What you should do >> Go through the listing below and return each line that includes "medal".

Information given >>
-- -- --

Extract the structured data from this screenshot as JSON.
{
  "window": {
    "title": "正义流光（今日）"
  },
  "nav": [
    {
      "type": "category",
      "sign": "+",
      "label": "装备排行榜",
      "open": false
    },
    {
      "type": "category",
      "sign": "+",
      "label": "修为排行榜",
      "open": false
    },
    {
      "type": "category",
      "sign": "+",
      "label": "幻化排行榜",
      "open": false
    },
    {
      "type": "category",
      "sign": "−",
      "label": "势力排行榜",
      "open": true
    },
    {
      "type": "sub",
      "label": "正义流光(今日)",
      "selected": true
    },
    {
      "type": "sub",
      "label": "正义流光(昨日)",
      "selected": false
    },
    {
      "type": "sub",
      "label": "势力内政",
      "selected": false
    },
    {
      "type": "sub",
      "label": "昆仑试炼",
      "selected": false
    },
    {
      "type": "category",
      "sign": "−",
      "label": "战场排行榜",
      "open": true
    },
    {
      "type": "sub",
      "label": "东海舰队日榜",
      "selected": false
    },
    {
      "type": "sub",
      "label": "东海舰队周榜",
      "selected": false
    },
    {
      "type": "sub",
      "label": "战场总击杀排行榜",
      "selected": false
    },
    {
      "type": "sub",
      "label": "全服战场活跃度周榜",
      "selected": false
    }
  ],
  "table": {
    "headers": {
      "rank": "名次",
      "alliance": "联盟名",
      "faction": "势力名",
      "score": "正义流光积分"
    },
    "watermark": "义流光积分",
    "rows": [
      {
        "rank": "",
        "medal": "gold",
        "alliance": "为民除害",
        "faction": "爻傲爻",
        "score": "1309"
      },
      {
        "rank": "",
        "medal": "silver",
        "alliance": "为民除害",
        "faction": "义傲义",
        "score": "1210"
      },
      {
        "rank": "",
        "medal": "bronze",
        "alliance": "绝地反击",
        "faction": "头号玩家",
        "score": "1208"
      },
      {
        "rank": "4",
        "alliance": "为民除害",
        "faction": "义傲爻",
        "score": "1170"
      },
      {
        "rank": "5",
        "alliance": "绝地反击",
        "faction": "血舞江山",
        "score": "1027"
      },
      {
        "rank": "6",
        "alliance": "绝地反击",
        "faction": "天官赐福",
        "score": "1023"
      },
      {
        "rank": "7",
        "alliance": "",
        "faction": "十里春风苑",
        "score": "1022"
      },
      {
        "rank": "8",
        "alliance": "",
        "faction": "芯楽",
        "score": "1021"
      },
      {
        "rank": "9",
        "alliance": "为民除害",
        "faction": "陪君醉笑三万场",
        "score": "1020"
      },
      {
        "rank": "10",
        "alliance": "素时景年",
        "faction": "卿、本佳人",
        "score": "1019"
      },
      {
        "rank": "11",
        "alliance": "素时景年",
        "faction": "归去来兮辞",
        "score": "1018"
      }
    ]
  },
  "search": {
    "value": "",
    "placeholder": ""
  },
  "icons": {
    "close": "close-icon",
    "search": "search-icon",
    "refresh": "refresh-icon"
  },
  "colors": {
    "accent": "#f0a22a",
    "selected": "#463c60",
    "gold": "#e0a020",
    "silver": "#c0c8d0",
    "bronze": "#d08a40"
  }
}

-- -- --

Task output >>
        "medal": "gold",
        "medal": "silver",
        "medal": "bronze",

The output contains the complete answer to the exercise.